The clock is ticking

As the impending 15-month L train shutdown draws closer, the MTA and Department of Transportation’s still haven’t produced solid transportation alternatives for the nearly 200,000 New Yorkers that will be impacted by the shutdown—and people are getting impatient.

This week, North Brooklyn officials along with community organizers rallied to demand information from the MTA and the DOT. The two agencies previously said that a mitigation plan would be presented to the public and finalized by the end of the year; but with time winding down—the end of the year is in less than three weeks—a final draft has yet to be seen. The shutdown, which will make repairs to the Hurricane Sandy-ravaged Canarsie tunnel, is slated to begin in early 2019.

So what’s the hold-up? According to the Village Voice, it’s good ol’ red tape. “We understand that they’re sitting on the mayor’s desk or somewhere at City Hall and it’s time for them to release their plans so that the public can comment on them,” Minna Elias, the district chief of staff for Congresswoman Carolyn Maloney, told the Voice.

But a spokesman for Mayor de Blasio denied that anything resembling a finished plan exists.

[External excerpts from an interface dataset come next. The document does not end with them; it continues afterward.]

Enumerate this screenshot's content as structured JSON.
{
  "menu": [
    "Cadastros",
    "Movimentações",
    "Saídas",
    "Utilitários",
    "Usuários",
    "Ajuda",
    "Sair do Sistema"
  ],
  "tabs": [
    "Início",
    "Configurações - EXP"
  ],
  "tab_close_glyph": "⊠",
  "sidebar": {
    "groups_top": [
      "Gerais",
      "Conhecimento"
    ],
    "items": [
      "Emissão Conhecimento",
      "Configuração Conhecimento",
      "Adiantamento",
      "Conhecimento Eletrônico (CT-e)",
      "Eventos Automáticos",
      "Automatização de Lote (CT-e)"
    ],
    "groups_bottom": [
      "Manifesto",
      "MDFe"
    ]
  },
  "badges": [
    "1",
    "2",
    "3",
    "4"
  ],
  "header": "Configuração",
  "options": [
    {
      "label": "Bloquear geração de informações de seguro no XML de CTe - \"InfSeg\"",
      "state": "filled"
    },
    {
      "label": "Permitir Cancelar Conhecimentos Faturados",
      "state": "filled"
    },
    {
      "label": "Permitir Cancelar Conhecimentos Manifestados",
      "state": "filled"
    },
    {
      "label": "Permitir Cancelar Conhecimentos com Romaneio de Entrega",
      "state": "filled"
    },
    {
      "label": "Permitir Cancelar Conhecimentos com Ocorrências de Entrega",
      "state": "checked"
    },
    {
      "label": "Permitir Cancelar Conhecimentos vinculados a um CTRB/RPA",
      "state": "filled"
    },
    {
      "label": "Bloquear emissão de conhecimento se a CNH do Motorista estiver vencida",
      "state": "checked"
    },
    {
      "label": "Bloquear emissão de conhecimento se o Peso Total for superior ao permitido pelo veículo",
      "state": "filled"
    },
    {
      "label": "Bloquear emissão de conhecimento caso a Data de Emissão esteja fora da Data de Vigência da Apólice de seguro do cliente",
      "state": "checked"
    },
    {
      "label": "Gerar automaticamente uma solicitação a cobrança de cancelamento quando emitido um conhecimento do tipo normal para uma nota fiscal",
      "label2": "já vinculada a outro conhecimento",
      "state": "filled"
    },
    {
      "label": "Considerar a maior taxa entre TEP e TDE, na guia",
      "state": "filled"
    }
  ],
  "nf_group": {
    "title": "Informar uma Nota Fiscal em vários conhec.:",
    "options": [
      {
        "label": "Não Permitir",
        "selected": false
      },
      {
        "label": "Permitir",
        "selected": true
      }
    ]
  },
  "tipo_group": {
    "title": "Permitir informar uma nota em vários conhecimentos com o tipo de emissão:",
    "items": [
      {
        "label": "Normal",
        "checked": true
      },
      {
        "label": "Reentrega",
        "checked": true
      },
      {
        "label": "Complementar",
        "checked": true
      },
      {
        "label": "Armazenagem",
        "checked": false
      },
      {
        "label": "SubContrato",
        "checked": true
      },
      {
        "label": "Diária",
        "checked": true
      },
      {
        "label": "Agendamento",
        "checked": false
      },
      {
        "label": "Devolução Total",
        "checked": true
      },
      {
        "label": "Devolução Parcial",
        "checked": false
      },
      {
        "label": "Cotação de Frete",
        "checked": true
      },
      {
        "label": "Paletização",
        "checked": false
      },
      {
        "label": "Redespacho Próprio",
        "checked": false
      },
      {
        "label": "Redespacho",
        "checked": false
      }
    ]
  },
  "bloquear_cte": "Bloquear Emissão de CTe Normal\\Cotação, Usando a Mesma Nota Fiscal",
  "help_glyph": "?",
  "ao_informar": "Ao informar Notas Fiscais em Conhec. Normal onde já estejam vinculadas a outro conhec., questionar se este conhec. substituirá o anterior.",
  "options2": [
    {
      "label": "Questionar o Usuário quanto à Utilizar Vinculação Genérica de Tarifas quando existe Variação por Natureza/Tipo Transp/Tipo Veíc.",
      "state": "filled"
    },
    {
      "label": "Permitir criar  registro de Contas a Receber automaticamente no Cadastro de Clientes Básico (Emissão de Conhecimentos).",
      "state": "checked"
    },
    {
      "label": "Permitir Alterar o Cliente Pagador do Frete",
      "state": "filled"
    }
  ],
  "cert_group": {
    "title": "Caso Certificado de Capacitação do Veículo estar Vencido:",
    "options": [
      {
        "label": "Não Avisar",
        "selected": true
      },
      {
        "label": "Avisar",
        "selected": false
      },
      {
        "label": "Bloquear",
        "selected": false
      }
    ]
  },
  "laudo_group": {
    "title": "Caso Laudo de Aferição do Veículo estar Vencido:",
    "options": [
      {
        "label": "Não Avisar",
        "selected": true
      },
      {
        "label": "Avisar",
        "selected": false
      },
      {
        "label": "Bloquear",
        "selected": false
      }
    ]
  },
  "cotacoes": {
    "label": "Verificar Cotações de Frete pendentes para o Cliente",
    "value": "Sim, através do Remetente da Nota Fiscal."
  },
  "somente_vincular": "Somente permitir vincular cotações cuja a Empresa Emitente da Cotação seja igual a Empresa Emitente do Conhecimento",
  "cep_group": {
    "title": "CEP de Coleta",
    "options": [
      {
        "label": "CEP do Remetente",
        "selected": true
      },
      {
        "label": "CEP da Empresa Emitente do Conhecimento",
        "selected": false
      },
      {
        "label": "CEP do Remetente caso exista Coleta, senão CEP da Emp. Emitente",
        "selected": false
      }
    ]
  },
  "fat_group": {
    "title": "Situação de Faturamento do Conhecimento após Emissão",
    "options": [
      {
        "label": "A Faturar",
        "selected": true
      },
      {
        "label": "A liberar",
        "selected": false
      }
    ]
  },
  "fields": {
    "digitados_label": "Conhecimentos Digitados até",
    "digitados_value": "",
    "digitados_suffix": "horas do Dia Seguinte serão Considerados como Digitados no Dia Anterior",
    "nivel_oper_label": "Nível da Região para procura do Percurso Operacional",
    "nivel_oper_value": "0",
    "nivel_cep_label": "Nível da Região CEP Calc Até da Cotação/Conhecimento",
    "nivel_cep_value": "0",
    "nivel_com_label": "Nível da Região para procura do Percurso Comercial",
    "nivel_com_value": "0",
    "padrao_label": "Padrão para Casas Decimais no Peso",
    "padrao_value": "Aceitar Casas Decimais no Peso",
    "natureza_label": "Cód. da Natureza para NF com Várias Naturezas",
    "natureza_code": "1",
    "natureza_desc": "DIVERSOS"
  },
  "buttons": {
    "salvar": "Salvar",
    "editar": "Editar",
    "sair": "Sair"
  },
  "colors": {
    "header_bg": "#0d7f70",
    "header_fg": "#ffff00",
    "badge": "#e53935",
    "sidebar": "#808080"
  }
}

The city seems to be counting on the J, M, Z, and G to pick up a big portion of the slack. In September, DOT Commissioner Polly Trottenberg shut down the widely supported prospect of closing 14th Street to private cars, while memos leaked to Second Avenue Sagas revealed that the city may be leaning toward making the Williamsburg Bridge HOV-3 from 5 a.m. through the evening rush hour. Critics have argued that without dedicated HOV lanes, the plan will only make things worse as the increased bus traffic will lend to the already congested streetscape.